Wi-Fi for some time now has been providing unprecedented support to people across homes, businesses and public places. Globally, it is becoming a preferred mode of internet connection. And very soon chances are that you can access internet anywhere, anytime without tripping over wires. But how many of us really know about Wi-Fi? In this article we help you understand, what does Wi-Fi mean and how Wi-Fi actually helps you connect to the internet.
What Does Wi-Fi Mean?
Wi-Fi, commonly misunderstood as shorthand for wireless fidelity, is the IEEE 802.11 standard for wireless connections. Believe it or not, the name ‘Wi-Fi’ is picked randomly (check out the press release here) and has nothing to do with wireless fidelity. Products are ‘Wi-Fi CERTIFIED’ by the Wi-Fi Alliance based on the tests related to security and interoperability.
Any Wi-Fi CERTIFIED product is sure to have the abilities to connect to the internet and exchange data via the 2.4 GHz to 5 GHz band of radio waves without compromising security.
The particular specification at which the Wi-Fi network operates is called ‘flavor’ of the network. But how does this Wi-Fi work?
How Wi-Fi Works?
Like already mentioned, Wi-Fi makes use of radio waves just like T.Vs, radios and mobile phones to exchange information within a network. For this to be possible there is a need for Wi-Fi antennas.
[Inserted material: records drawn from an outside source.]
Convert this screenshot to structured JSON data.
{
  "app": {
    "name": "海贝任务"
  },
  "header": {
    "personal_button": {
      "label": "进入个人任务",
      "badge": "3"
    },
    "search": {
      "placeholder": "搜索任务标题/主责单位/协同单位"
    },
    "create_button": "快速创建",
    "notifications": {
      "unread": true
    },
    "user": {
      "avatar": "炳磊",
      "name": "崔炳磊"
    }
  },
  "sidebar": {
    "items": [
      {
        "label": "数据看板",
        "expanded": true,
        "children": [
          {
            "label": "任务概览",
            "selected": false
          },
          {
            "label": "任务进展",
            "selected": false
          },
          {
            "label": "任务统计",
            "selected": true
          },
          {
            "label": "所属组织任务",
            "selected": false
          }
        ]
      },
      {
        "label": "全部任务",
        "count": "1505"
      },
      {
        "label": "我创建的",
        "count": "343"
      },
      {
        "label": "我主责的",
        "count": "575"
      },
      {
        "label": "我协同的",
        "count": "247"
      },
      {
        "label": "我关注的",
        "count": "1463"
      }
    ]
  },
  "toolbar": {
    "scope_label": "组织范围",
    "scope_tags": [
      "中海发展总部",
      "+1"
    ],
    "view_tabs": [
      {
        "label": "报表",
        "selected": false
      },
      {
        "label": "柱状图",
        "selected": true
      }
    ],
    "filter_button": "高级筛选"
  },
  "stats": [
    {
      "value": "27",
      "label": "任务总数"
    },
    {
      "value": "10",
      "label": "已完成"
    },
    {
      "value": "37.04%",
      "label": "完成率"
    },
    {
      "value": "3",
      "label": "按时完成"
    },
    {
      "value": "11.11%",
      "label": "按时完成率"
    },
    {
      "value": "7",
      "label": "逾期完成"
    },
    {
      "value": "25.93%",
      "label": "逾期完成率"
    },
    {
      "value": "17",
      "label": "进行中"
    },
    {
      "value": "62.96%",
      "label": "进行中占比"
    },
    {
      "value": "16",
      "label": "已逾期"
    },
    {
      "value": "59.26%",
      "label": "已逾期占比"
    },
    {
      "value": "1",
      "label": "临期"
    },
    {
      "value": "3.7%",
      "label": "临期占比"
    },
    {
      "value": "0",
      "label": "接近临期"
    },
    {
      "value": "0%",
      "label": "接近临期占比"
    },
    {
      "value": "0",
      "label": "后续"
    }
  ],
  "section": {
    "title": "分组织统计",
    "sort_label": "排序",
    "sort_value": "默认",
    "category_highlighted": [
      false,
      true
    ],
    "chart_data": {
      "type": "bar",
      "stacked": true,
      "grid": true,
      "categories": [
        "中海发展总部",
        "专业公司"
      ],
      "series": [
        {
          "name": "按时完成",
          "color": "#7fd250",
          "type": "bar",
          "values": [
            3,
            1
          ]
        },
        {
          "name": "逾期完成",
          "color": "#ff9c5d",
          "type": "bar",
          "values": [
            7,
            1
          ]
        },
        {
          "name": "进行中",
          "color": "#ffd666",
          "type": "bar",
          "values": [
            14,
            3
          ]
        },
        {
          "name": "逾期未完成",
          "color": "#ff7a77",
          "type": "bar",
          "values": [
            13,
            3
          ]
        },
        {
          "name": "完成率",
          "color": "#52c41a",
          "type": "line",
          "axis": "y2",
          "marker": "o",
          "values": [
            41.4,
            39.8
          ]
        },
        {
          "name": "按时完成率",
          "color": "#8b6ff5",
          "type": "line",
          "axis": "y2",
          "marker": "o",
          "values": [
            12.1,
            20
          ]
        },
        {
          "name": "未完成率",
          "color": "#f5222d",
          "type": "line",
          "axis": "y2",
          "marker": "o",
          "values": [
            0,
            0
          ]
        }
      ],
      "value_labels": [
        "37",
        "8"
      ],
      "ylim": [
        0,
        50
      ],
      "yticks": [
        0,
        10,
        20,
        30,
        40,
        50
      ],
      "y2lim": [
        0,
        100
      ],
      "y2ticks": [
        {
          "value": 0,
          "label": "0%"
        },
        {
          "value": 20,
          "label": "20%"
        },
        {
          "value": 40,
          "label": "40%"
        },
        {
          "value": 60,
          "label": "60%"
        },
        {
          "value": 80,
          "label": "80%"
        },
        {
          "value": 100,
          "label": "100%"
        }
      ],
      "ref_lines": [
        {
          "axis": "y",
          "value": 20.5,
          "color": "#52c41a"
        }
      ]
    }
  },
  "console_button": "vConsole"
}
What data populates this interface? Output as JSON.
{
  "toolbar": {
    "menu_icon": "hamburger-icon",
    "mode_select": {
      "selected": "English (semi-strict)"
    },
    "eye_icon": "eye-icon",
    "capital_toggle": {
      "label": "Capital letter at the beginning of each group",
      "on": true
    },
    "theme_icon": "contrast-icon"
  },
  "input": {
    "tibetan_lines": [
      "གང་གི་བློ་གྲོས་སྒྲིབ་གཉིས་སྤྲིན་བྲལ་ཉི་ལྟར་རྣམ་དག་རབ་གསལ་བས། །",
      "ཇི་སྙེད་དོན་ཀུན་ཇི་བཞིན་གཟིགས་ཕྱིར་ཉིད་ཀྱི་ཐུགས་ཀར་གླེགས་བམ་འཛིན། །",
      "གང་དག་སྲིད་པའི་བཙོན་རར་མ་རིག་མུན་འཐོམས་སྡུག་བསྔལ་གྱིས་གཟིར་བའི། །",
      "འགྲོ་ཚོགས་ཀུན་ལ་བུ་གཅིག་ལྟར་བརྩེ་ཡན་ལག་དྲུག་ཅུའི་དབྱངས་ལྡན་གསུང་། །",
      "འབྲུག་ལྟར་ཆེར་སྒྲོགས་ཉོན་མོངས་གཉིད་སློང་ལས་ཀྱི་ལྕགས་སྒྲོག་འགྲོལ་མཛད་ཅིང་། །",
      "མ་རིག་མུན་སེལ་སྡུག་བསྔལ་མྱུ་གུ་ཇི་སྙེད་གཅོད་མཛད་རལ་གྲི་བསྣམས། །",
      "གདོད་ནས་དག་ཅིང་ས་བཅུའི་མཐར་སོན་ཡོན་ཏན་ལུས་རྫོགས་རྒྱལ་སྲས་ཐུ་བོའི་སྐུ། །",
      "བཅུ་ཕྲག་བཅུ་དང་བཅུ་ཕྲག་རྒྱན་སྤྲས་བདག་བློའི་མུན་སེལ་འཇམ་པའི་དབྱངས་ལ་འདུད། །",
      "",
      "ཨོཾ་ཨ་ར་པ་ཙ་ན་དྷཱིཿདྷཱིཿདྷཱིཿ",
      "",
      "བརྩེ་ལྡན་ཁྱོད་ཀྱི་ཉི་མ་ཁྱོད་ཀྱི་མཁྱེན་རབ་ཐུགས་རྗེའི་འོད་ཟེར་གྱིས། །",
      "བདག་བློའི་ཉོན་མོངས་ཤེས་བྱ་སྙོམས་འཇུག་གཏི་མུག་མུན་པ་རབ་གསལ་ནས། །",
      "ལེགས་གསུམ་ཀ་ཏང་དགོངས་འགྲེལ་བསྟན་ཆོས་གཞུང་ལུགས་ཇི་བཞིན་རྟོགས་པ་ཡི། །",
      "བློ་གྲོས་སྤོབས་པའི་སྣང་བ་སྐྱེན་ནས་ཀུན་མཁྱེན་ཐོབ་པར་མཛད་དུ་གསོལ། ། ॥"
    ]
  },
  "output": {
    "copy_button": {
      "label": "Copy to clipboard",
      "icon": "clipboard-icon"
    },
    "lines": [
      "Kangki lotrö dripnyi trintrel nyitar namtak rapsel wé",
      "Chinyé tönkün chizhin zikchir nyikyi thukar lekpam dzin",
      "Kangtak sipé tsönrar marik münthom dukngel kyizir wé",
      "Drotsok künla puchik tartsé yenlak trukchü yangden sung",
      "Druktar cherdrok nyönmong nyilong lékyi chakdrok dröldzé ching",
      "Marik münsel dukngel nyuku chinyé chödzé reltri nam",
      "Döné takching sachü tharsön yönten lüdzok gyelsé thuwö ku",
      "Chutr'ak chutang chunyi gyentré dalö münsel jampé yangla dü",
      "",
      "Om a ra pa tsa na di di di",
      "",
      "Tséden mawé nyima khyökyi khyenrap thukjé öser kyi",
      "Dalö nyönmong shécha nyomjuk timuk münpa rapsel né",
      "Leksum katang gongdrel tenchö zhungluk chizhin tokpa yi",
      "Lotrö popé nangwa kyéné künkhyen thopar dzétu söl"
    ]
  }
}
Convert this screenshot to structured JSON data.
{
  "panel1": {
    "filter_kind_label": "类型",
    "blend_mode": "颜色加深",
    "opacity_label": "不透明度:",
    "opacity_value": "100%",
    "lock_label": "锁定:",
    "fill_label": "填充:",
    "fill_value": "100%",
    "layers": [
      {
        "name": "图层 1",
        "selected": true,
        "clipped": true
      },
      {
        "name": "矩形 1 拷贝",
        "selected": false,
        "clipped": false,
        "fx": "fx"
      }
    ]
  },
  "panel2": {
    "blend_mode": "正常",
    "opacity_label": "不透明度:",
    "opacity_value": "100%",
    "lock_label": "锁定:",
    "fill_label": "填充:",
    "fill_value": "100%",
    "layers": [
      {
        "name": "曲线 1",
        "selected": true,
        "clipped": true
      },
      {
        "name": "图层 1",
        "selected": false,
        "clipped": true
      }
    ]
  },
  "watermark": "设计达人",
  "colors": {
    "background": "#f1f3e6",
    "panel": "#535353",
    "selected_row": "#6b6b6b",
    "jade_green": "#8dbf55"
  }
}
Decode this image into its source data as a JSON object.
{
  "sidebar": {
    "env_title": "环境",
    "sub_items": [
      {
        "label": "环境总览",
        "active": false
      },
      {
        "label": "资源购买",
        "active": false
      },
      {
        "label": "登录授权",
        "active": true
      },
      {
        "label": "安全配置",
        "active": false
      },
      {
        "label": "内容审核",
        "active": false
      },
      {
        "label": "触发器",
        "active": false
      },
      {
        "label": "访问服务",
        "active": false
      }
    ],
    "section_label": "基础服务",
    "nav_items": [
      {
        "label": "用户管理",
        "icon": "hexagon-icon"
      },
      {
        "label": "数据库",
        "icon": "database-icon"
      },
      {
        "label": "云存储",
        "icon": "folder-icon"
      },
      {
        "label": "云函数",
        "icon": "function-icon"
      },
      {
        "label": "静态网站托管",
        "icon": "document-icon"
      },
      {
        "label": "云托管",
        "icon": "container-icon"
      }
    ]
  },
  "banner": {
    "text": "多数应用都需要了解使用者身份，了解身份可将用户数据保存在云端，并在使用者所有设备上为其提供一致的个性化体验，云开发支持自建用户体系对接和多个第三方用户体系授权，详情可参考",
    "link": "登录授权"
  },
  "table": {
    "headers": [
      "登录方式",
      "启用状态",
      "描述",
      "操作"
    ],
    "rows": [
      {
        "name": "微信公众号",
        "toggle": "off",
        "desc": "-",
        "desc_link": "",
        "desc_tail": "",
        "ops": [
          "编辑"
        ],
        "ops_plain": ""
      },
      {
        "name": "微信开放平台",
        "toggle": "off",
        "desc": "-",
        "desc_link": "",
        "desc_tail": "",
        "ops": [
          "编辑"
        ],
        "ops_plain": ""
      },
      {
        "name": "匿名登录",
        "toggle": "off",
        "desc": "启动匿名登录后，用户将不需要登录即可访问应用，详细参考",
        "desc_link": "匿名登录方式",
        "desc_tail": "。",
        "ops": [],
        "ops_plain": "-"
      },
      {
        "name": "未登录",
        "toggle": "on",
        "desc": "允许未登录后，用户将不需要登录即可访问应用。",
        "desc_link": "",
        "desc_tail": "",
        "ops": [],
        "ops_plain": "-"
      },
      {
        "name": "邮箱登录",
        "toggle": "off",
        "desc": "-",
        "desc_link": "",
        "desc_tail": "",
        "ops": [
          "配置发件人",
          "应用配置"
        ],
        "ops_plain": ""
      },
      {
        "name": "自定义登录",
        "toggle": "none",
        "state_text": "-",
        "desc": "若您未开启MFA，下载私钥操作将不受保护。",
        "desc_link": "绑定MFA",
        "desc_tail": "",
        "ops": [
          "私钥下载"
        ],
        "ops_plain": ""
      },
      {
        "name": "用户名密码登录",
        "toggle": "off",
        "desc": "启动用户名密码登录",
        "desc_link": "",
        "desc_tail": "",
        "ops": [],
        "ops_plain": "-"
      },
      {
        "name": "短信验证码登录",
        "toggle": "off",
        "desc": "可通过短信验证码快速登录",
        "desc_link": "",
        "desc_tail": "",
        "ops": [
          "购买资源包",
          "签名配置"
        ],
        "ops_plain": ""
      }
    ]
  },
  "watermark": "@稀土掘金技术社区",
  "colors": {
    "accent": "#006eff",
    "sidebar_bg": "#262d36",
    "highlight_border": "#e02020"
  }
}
A Wi-Fi receiver antenna present in mobile phones and computers receives the radio waves that are transmitted by a Wi-Fi transmitter antenna present in routers, converts it into 1s and 0s with the help of network cards; this entire process also occurs in reverse direction from the computer back to the router. The Wi-Fi routers are in turn connected to the internet via a wired Ethernet Connection. It goes without saying that if there was no wired Ethernet connection, there is no Wi-Fi connection.
Generally the bottle-neck in this entire scheme of events is any computer within the range of the signals being transmitted by routers can access the internet and can also interfere with other devices connected via the same network. Such instances can be avoided by securing the Wi-Fi connection with safeguards like Virtual Private Network (VPN), Wired Equivalent Privacy (WEP), or the more recent Wi-Fi Protected Access (WPA) which protect the network using passwords.